On Steampunk

The first article I ever published alone in a newspaper concerned gothic subculture. When I was a boy, goths were everywhere, pale people wrapped in billowing black trench-coats. They were easy to mock. A female friend once waspishly commented that girls dressed gothic style sent mixed messages: from the neck up, it was "I am a bride of death", from the neck down, “yes please, another cheeseburger and a diet coke". True enough, but not devastating, because having an unattainable ideal was the point. Goths were trying to inhabit an imaginary version of 18th century occultism, one where alchemy and secrecy and magic and mystery were all that they at one time seemed to be.

Steampunk marks the turn of an age. When I was a student, the 18th century was not only present in goth subculture, it was the backdrop against which one wrote and thought. One aspired to the cautious empiricism, gentle irony and satire of Locke, Voltaire, Diderot, Johnson, and Hume. These were the giants who had somehow given birth to our own 20th century progenitors. But the focus has shifted from the 18th century to the 19th. The past against which my students now define themselves is the colonial past of the 19th century. In their young imaginations, the colonies are, not the culmination of Enlightenment, but a sort of moral dark age, and it is from the evil giants of this time that they imagine themselves descended. In this manicheaen picture, Steampunk is the redemption of the age. Steampunk envisions another 19th century, one where steam-powered engines fulfill every promise, where industrialization does not grind down the human spirit but lifts it to new heights.

No wonder that so many of the traits of the 19th century have returned. Sexual hysteria, along with the belief that women are at all times to be protected from predatory male sexuality. Fastidiously groomed facial hair among males. Cloying social consensus. Whiggish certainty about science. It is worth recalling that the Victorians also thought of themselves as having redeemed their age from an evil past.
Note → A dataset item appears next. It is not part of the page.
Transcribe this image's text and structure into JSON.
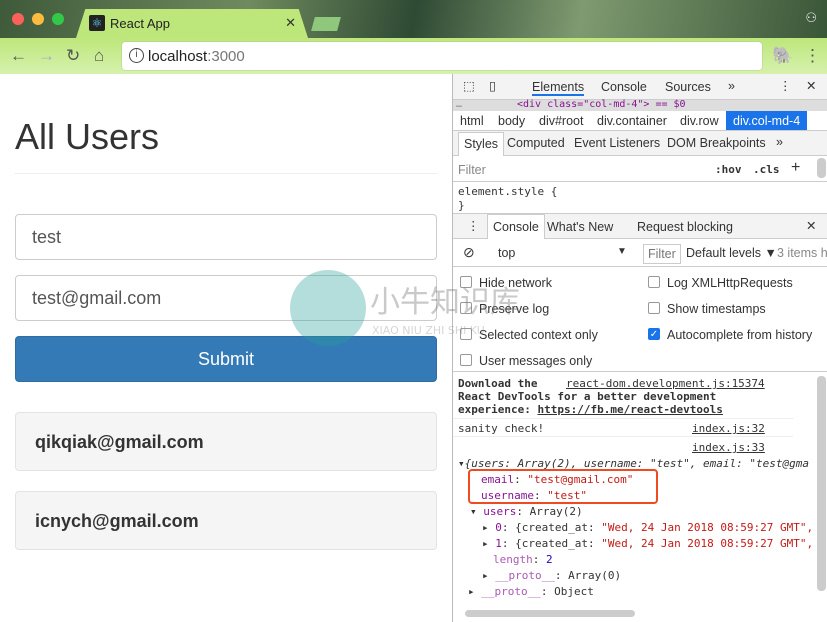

I’ll admit, I left my heart in the 18th century. I am reminded of a conversation that is supposed to have occurred between Talleyrand and a young admirer who was to be a diplomat of the 19th century. “I want to talk about politics, and all you talk about is women,” he complained to Talleyrand. “But that is politics,” Talleyrand is supposed to have replied.